Choose The Right Tile For Your Space With Emily Henderson's Fruitful Advice

Stylish tile patterns are a great way to accent a space, but not all tile works for all spaces. In fact, you could be unwittingly sabotaging your space by opting for the wrong type of tile. Luckily, designer and stylist Emily Henderson, one star who chose not to return to HGTV, has some useful advice on how to ensure you're picking out the right tile. Per her blog, Style by Emily Henderson, the interior designer shares a key tip if you're considering using the same tile for your walls and flooring.

You can feel free to use your floor tile for your walls, but rarely can you use wall tile for your flooring. "...Floor tiles are specifically made to tolerate more stress than those manufactured for use as wall tiles," she explains. "Floor tiles, because they're subject to a lot of traffic, both human and heavy furniture, need to be strong and durable to withstand such pressures. And because they're durable enough, no worries if you also want to use them as wall tiles — tile away. And countertops, too."

Choosing the right type and color of tile for a room

In addition to offering general advice regarding tile, Emily Henderson provided guidance on which types of tile are best for which areas of the home. Ceramic zellige tile is ideal for both walls and flooring because of its durability, whereas ceramic subway tile is great for walls but not so much for flooring, as it's thinner. However, porcelain tile, as opposed to ceramic, can be used anywhere, making it a good option for high traffic areas. The same goes for marble tiling, which has a luxe look and is extremely hard-wearing. As for what to avoid, never use glass tile on your floors (for obvious reasons), though glass tile is ideal for high color payoff on a wall or backsplash.
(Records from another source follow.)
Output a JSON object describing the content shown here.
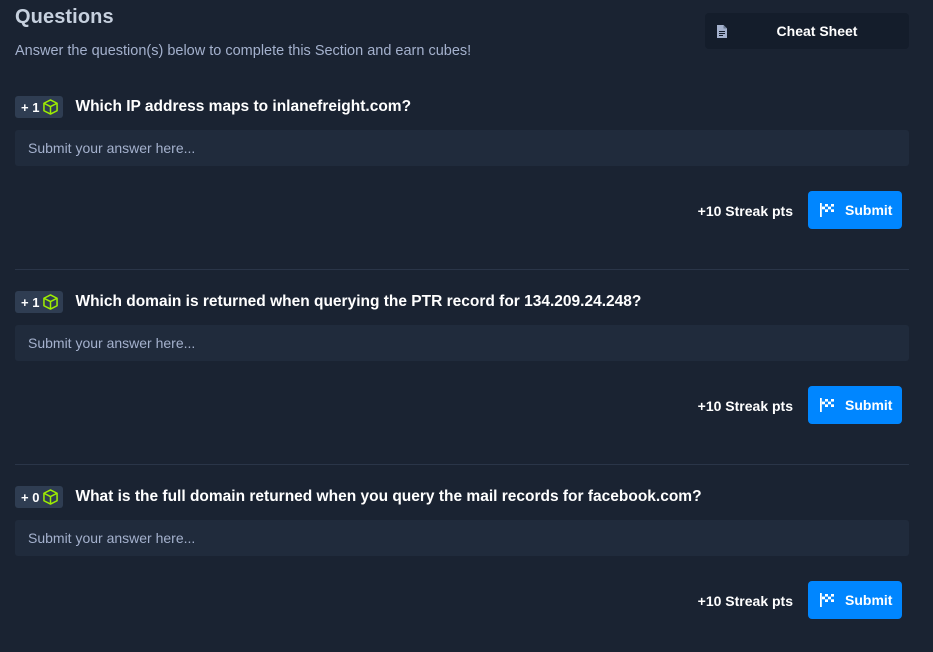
{
  "header": {
    "title": "Questions",
    "subtitle": "Answer the question(s) below to complete this Section and earn cubes!",
    "cheat_sheet_label": "Cheat Sheet",
    "cheat_sheet_icon": "document-icon"
  },
  "questions": [
    {
      "points": "+ 1",
      "text": "Which IP address maps to inlanefreight.com?",
      "placeholder": "Submit your answer here...",
      "value": "",
      "streak": "+10 Streak pts",
      "submit_label": "Submit"
    },
    {
      "points": "+ 1",
      "text": "Which domain is returned when querying the PTR record for 134.209.24.248?",
      "placeholder": "Submit your answer here...",
      "value": "",
      "streak": "+10 Streak pts",
      "submit_label": "Submit"
    },
    {
      "points": "+ 0",
      "text": "What is the full domain returned when you query the mail records for facebook.com?",
      "placeholder": "Submit your answer here...",
      "value": "",
      "streak": "+10 Streak pts",
      "submit_label": "Submit"
    }
  ],
  "icons": {
    "badge_icon": "cube-icon",
    "submit_icon": "flag-icon"
  },
  "colors": {
    "background": "#1a2332",
    "panel": "#141d2b",
    "input": "#202b3c",
    "badge": "#2f3d52",
    "accent_blue": "#0086ff",
    "cube_green": "#9fef00",
    "muted_text": "#a4b1cd"
  }
}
Moreover, in another Style by Emily Henderson blog post, the stylist and designer recommends sticking to a specific color palette when selecting flooring and wall decor. This means picking two or three colors (four at the most) to build a room around. For example, if you opt for pink tile, you should stick to lighter, neutral hues to balance out the brightness of the pink. Conversely, if you opt for white tile, you have more scope to branch out with additional colors in other areas of the room. Abide by these rules, and you'll end up with tile that fits well with the rest of your decor and which won't chip, mark, or stain easily.